This is a podcast introducing the Theogony.

Theogony Introduction.m4a

To subscribe to the podcasts posted to the blog using iTunes, do the following:

  1. Copy the link to the subscription link to this blog:
    http://www.personal.psu.edu/cpl2/blogs/powerforce/index.xml
  2. Open iTunes
  3. Under the Advanced menu item, select subscribe to podcast
  4. Paste the subscription link there.
All podcasts posted to the blog will now download to your iTunes library when you connect to the internet.

Community Tags

| 0 Comments | 0 TrackBacks
One of the ways we will try to integrate resources discovered on the web into the online and in-class discussion is to use a common tag to bookmark the web pages through delicious.com. Delicious.com is a free service designed to allow users to organize and share bookmarks.

So members of the class are asked to:

  1. Establish a delicious.com account if you don't already have one.
  2. Install a "Bookmark to delicious" button on your favorite browser.
  3. Begin to tag items you think might be of interest to the course using the "PSUPHIL298" tag.
The blog is set up to feed these tags to the "Tagged Stories" page as well as to the main home page and the main blog page under "tagged stories."  Whenever you use the above tag to bookmark an article in delicious, the feed will be updated and we will have a running list of stories related to our course.

Students are encouraged to read the stories posted by others and to write blog posts about them or comment on the blog posts of others.  The hope is that these web resources will become part of the larger discussion in the class.

This course is an outgrowth of an article I wrote entitled The Daughters of Metis: Patriarchal Politics and the Politics of the Between, for an abstract, click here, for the full text, click here (.pdf)

The content of this blog begins with the discussions my students and I have as we engage the material outlined in the syllabus for the course (.pdf).  
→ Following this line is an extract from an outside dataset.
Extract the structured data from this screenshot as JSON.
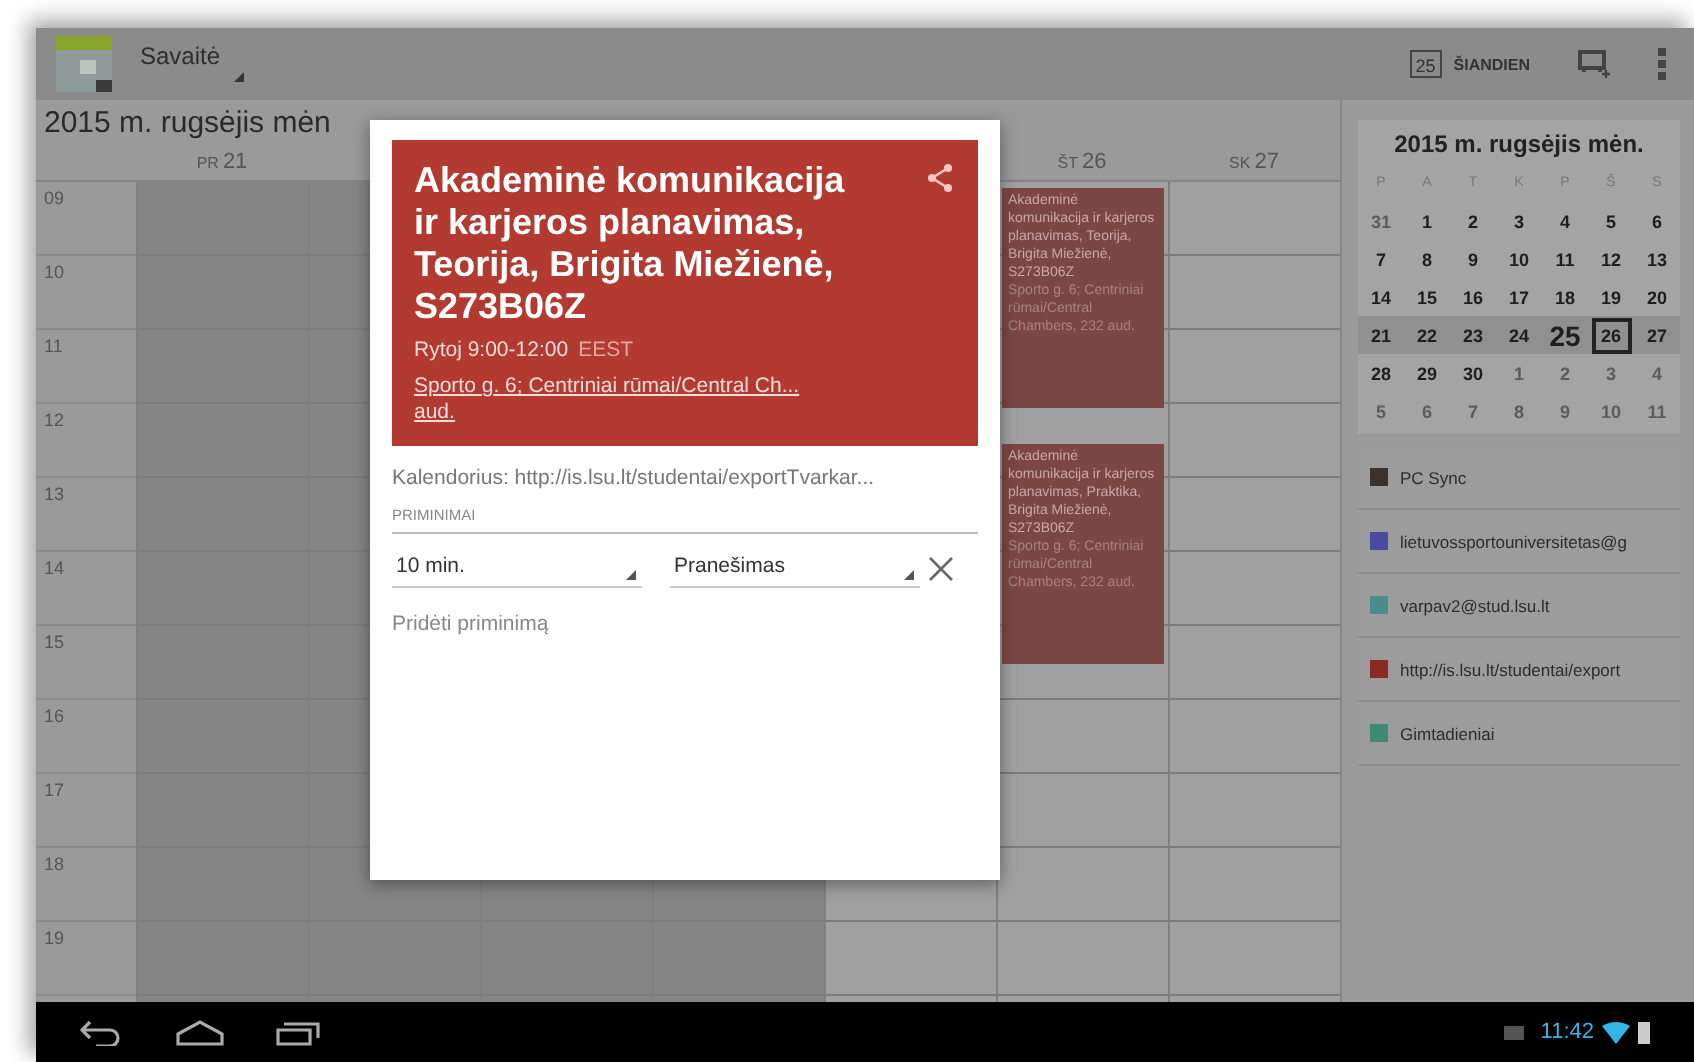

It will, however, continue once the course is concluded as I turn to work on a book manuscript concerned with the possibilities these initial discussions open for the attempt to rethink the meaning of politics on a model other than that of domination.

Tagged Stories